UAW Prez Steps Aside As Corruption Probe Slowly Takes Aim
Hot on the heels of charges laid against his top aide, UAW President Gary Jones has taken a leave of absence, the union stated Saturday morning.
Two days ago, federal prosecutors charged UAW official Edward Robinson with conspiracy and fraud in an embezzlement scheme alleged to involve a number of top union execs. Sources who spoke to several media outlets this week fingered Jones as the “UAW Official A” mentioned in court documents.
Jones, who was nearly invisible in the ongoing contract talks between Detroit Three automakers and UAW bargaining teams, is alleged to have shared in the spoils of a nearly decade-long scheme that saw $1.5 million in union dues funnelled into executives’ pockets.
Jones’ leave of absence begins November 3rd, the union claims. The decision to step aside amid swirling accusations was Jones’, apparently, and came after a vote by the UAW’s Executive Board. Vice President Rory Gamble will step into Jones’ role at that point, assuming the full responsibility of his newfound office.
“The UAW is fighting tooth and nail to ensure our members have a brighter future. I do not want anything to distract from the mission. I want to do what’s best for the members of this great union,” Jones said in a statement.
The ongoing federal probe into widespread corruption among the UAW’s uppermost comes as the union touts big gains for the members its execs are accused of ripping off. Awkward timing, to say the least. This week saw the National UAW-Ford Council greenlight a tentative agreement with the Blue Oval, sending the proposed contract to its members for ratification. Voting will take place next week.

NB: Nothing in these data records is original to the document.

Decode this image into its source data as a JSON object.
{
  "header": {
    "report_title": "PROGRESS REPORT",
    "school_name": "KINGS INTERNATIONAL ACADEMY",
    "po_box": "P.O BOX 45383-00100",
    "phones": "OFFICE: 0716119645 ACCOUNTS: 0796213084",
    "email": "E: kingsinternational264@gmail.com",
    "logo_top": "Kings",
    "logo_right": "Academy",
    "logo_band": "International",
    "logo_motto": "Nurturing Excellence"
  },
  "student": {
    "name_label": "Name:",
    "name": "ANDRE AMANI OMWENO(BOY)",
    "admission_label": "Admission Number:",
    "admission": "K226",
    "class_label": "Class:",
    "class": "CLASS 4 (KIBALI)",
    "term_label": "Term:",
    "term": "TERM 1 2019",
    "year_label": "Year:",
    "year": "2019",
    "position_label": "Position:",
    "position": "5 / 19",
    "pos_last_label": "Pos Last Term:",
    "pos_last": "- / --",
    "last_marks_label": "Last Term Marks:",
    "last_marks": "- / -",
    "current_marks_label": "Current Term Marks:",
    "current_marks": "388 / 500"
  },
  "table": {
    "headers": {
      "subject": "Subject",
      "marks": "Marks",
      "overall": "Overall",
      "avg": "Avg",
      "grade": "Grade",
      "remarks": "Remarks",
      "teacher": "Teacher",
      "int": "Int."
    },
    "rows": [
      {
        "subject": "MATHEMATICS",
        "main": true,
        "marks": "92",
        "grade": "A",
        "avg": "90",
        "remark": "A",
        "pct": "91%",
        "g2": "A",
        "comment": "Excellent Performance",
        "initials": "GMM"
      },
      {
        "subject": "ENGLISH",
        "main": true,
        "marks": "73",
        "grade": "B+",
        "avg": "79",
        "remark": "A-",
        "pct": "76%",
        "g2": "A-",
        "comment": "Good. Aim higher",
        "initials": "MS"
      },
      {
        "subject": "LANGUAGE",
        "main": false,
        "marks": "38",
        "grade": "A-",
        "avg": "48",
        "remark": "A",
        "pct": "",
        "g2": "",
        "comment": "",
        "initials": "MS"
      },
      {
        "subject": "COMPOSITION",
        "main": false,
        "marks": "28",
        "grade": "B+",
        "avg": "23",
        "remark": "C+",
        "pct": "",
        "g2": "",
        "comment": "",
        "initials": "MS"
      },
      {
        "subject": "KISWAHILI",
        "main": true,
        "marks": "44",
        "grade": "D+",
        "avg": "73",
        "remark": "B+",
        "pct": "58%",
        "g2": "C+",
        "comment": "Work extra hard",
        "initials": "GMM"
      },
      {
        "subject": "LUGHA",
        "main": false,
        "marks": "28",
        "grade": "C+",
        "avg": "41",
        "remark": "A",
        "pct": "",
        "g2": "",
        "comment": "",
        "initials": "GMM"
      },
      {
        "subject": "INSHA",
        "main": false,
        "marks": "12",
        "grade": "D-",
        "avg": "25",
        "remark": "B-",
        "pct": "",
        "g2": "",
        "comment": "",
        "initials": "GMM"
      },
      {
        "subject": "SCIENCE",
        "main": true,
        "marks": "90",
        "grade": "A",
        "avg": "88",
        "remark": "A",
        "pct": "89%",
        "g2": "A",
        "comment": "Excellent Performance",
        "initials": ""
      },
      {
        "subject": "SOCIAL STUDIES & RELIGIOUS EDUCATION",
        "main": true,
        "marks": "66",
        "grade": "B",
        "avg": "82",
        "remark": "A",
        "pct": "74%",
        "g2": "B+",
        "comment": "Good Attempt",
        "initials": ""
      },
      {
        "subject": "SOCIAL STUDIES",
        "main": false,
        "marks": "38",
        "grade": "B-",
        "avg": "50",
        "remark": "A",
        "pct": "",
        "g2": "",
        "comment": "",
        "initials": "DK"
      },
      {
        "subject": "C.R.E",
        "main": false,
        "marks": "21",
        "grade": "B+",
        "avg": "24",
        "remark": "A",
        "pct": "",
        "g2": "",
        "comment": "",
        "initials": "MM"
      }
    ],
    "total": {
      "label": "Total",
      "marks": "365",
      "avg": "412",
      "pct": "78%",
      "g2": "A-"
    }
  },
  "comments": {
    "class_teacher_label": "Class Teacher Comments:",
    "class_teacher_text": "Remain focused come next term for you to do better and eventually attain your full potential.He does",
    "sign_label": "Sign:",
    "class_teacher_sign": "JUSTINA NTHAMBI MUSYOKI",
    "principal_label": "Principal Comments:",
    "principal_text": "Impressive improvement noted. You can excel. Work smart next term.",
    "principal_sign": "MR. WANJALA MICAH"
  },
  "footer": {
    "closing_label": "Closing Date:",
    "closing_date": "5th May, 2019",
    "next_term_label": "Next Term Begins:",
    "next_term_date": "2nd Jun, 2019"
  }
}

The contract reportedly contains increased bonuses and the same generous healthcare coverage seen in the recently ratified General Motors contract.
As for Robinson and the unnamed officials who allegedly conspired to embezzle union funds, prosecutors claim the $1.5 million in misappropriated member dues went towards lavish stays in rented villas, golf equipment, cigars and humidors, and pricey hooch.
More by Steph Willems
Latest Car ReviewsRead more
Latest Product ReviewsRead more
- Jeff Of all the EV trucks I like the Rivian the best but I am still years away if ever from buying an EV.
- Kwik_Shift I definitely like the looks of the newest 300s over the Chargers.
- SCE to AUX "Should car companies shack up with tech giants in order to produce legible infotainment systems and the like? Or should they go it alone?"Great question(s).The River Rouge days are gone, where Ford produced whole cars out of raw materials entering the plant at the other end. Nearly everything is outsourced these days - sometimes well, sometimes disastrously.But the problem with infotainment systems is that they are integrated with the car's operation. VW has delayed entire products for issues with infotainment.For me, the question boils down to a contractual arrangement - who owns and maintains the code forever? Since more and more of the car's function is tied to the infotainment system, I'd argue that the car mfr needs to own it - especially the larger ones.Do mfrs really want to share intellectual property with Huawei just to fast-track some code they've managed themselves in the past?
- Kwi65728132 I always did like the styling of the 300C and it was on my short list for a new (to me) rear wheel drive, naturally aspirated V8 luxury sedan but I found a Hyundai Equus that was better optioned than any 300C I could find and for several grand less.
- Redapple2 .....300S ....and Charger and Challenger, have been long overdue for an update, but still sell well. Thx EPA